Exercise: Below are some records; retype all of them exactly.

(Component data from apps and pages)
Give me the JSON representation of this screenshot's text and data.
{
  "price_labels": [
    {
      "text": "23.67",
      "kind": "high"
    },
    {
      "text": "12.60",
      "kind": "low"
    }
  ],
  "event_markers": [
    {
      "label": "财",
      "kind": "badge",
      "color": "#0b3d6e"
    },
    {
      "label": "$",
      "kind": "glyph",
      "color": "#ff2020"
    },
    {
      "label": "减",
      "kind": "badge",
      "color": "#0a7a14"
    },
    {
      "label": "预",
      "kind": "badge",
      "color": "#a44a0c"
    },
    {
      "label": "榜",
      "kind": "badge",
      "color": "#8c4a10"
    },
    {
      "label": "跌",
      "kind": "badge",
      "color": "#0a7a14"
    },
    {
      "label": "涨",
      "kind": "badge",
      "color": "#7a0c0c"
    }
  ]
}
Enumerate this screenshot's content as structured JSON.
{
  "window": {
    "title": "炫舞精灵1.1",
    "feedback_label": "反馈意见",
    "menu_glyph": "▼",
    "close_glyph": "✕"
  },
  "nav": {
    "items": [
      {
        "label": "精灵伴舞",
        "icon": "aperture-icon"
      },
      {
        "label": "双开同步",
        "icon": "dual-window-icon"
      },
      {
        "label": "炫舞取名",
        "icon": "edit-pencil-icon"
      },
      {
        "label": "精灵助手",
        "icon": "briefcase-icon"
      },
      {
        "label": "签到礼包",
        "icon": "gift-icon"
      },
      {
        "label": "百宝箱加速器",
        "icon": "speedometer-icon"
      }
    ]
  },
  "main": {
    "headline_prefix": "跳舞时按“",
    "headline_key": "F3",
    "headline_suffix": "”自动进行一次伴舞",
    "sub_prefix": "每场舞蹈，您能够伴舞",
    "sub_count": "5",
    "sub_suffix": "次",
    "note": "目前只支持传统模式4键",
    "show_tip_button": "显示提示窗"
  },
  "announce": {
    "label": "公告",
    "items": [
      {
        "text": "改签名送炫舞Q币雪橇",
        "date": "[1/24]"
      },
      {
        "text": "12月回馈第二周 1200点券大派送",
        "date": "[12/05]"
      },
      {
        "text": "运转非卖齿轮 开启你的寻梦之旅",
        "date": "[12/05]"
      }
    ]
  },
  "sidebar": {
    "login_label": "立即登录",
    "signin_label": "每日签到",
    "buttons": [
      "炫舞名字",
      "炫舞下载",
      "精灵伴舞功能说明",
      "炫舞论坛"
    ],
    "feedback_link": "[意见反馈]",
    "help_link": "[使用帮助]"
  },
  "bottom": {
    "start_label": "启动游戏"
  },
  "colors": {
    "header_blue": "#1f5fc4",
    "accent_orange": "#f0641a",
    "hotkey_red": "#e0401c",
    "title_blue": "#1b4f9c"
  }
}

Task solution:
Give me the JSON representation of this screenshot's text and data.
{
  "price_labels": [
    {
      "text": "23.67",
      "kind": "high"
    },
    {
      "text": "12.60",
      "kind": "low"
    }
  ],
  "event_markers": [
    {
      "label": "财",
      "kind": "badge",
      "color": "#0b3d6e"
    },
    {
      "label": "$",
      "kind": "glyph",
      "color": "#ff2020"
    },
    {
      "label": "减",
      "kind": "badge",
      "color": "#0a7a14"
    },
    {
      "label": "预",
      "kind": "badge",
      "color": "#a44a0c"
    },
    {
      "label": "榜",
      "kind": "badge",
      "color": "#8c4a10"
    },
    {
      "label": "跌",
      "kind": "badge",
      "color": "#0a7a14"
    },
    {
      "label": "涨",
      "kind": "badge",
      "color": "#7a0c0c"
    }
  ]
}
Enumerate this screenshot's content as structured JSON.
{
  "window": {
    "title": "炫舞精灵1.1",
    "feedback_label": "反馈意见",
    "menu_glyph": "▼",
    "close_glyph": "✕"
  },
  "nav": {
    "items": [
      {
        "label": "精灵伴舞",
        "icon": "aperture-icon"
      },
      {
        "label": "双开同步",
        "icon": "dual-window-icon"
      },
      {
        "label": "炫舞取名",
        "icon": "edit-pencil-icon"
      },
      {
        "label": "精灵助手",
        "icon": "briefcase-icon"
      },
      {
        "label": "签到礼包",
        "icon": "gift-icon"
      },
      {
        "label": "百宝箱加速器",
        "icon": "speedometer-icon"
      }
    ]
  },
  "main": {
    "headline_prefix": "跳舞时按“",
    "headline_key": "F3",
    "headline_suffix": "”自动进行一次伴舞",
    "sub_prefix": "每场舞蹈，您能够伴舞",
    "sub_count": "5",
    "sub_suffix": "次",
    "note": "目前只支持传统模式4键",
    "show_tip_button": "显示提示窗"
  },
  "announce": {
    "label": "公告",
    "items": [
      {
        "text": "改签名送炫舞Q币雪橇",
        "date": "[1/24]"
      },
      {
        "text": "12月回馈第二周 1200点券大派送",
        "date": "[12/05]"
      },
      {
        "text": "运转非卖齿轮 开启你的寻梦之旅",
        "date": "[12/05]"
      }
    ]
  },
  "sidebar": {
    "login_label": "立即登录",
    "signin_label": "每日签到",
    "buttons": [
      "炫舞名字",
      "炫舞下载",
      "精灵伴舞功能说明",
      "炫舞论坛"
    ],
    "feedback_link": "[意见反馈]",
    "help_link": "[使用帮助]"
  },
  "bottom": {
    "start_label": "启动游戏"
  },
  "colors": {
    "header_blue": "#1f5fc4",
    "accent_orange": "#f0641a",
    "hotkey_red": "#e0401c",
    "title_blue": "#1b4f9c"
  }
}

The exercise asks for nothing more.